NEW YORK (MainStreet) — Investing is hard enough without walking into a bear trap set by an unscrupulous fraudster. Crooks create false account statements, make wild performance claims and operate elaborate Ponzi schemes in order to get money out of your pocket and into theirs. If you're the victim of such a crime, what are your <a href="http://www.mainstreet.com/article/are-you-a-victim-of-investment-fraud-how-to-get-your-money-back">chances of getting your money back?</a>
The U.S. Securities and Exchange Commission (SEC) recently issued an investor bulletin explaining the ways in which conned consumers can attempt to recover assets lost to criminal investment scams. The good news: there are a number of ways to recover your money. The bad news: you are likely to recover only a portion of your loss – and be prepared for a lengthy process.

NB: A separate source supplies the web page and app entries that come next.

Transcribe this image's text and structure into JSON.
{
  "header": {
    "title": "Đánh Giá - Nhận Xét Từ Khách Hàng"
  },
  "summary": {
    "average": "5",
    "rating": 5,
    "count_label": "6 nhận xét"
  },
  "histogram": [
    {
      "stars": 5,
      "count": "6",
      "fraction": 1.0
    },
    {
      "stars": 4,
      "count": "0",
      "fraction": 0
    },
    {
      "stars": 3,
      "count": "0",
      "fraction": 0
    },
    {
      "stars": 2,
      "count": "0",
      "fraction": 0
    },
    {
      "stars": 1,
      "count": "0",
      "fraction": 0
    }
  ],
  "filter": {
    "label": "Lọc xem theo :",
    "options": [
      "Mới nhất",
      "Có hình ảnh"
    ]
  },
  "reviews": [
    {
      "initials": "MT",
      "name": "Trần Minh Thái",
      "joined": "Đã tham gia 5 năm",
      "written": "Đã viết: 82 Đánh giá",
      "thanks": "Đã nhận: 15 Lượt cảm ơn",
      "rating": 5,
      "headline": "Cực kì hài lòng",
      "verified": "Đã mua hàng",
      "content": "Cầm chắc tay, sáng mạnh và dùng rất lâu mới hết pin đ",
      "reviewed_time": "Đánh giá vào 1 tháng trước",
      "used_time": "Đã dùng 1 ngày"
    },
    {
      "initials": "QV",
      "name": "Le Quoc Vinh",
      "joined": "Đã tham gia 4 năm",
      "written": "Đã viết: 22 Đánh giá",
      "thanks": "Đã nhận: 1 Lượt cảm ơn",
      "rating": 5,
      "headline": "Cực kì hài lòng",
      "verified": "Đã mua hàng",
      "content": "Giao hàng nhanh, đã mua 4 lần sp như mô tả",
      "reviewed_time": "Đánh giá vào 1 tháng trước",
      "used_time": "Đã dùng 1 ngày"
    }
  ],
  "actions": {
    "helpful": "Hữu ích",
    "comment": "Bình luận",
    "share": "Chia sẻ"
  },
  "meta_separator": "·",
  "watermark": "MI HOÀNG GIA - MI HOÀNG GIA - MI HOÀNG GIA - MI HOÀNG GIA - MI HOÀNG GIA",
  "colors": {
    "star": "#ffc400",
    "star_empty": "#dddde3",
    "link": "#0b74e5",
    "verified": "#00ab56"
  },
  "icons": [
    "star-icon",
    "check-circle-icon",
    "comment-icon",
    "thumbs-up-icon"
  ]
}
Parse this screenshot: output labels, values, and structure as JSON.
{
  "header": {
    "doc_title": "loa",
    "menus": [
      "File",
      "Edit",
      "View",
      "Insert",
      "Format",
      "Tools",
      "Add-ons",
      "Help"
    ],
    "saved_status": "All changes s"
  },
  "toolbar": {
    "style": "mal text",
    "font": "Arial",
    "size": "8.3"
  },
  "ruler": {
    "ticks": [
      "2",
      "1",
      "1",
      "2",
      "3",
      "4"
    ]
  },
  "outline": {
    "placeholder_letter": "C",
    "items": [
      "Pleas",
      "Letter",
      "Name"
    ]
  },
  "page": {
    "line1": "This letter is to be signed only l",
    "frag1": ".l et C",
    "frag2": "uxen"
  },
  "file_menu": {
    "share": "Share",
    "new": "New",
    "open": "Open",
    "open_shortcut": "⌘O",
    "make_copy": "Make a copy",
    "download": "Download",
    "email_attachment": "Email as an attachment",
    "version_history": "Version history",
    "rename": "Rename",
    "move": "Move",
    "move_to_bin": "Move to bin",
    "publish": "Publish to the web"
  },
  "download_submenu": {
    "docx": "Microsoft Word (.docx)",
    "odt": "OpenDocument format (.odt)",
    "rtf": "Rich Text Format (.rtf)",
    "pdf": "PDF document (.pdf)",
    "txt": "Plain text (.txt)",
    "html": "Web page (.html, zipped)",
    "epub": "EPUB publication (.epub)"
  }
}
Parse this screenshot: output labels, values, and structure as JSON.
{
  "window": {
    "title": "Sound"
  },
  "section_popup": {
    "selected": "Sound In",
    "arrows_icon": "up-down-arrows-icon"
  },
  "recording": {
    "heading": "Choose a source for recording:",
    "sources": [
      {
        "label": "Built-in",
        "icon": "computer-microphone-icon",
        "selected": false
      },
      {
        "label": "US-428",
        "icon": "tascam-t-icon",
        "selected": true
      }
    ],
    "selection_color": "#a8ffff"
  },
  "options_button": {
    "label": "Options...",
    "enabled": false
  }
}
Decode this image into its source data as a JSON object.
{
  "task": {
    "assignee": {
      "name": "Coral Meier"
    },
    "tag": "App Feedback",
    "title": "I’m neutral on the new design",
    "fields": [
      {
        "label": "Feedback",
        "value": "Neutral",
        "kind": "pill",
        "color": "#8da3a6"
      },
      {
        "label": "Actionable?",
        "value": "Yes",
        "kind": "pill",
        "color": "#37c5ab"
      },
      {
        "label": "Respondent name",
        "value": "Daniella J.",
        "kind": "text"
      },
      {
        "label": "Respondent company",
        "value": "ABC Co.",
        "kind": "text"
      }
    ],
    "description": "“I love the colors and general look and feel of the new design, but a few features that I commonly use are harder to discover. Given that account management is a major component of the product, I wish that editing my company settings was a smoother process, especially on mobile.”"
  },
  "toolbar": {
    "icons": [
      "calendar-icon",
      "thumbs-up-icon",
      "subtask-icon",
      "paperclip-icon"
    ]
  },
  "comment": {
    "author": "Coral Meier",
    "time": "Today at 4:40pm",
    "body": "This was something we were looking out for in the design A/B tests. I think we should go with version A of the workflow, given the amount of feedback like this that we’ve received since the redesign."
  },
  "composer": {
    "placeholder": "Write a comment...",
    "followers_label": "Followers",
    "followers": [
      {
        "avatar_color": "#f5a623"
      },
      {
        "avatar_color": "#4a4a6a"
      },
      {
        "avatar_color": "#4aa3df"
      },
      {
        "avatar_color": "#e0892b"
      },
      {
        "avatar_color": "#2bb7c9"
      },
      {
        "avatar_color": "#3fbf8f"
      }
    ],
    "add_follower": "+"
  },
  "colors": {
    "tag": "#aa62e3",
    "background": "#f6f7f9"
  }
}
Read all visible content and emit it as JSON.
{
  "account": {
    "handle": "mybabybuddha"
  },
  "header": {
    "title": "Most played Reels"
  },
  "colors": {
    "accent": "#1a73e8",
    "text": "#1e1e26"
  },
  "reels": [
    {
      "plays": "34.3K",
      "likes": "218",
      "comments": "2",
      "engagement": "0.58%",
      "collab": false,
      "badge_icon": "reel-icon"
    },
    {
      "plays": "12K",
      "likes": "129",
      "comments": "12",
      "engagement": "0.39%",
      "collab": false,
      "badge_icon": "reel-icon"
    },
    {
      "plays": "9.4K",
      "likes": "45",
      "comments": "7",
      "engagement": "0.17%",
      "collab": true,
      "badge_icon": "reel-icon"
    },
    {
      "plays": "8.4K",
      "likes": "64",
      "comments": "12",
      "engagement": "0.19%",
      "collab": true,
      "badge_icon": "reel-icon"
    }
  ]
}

"Not all harmed investors will be able to recover money, and many of those who recover money receive less, often substantially less, than their losses from the securities fraud," the SEC says. "In addition, even when harmed investors are able to recover money, the process for distributing the money to harmed investors may take a long time."
If an SEC investigation into securities fraud is successful, enforcement action is initiated through the court system or by an agency administrative proceeding. In addition to attempting to reclaim the proceeds from the fraud on behalf of victims, often penalties and interest are charged; the court or the SEC will determine the distribution of these assets. In other cases, a receivership is formed to recover and manage the proceeds of criminal collections. In fiscal year 2013, the SEC collected more than $1.6 billion in fines and recovered investment assets.
When a brokerage firm fails, investors' assets are covered by the Securities Investor Protection Corporation (SIPC). Securities held at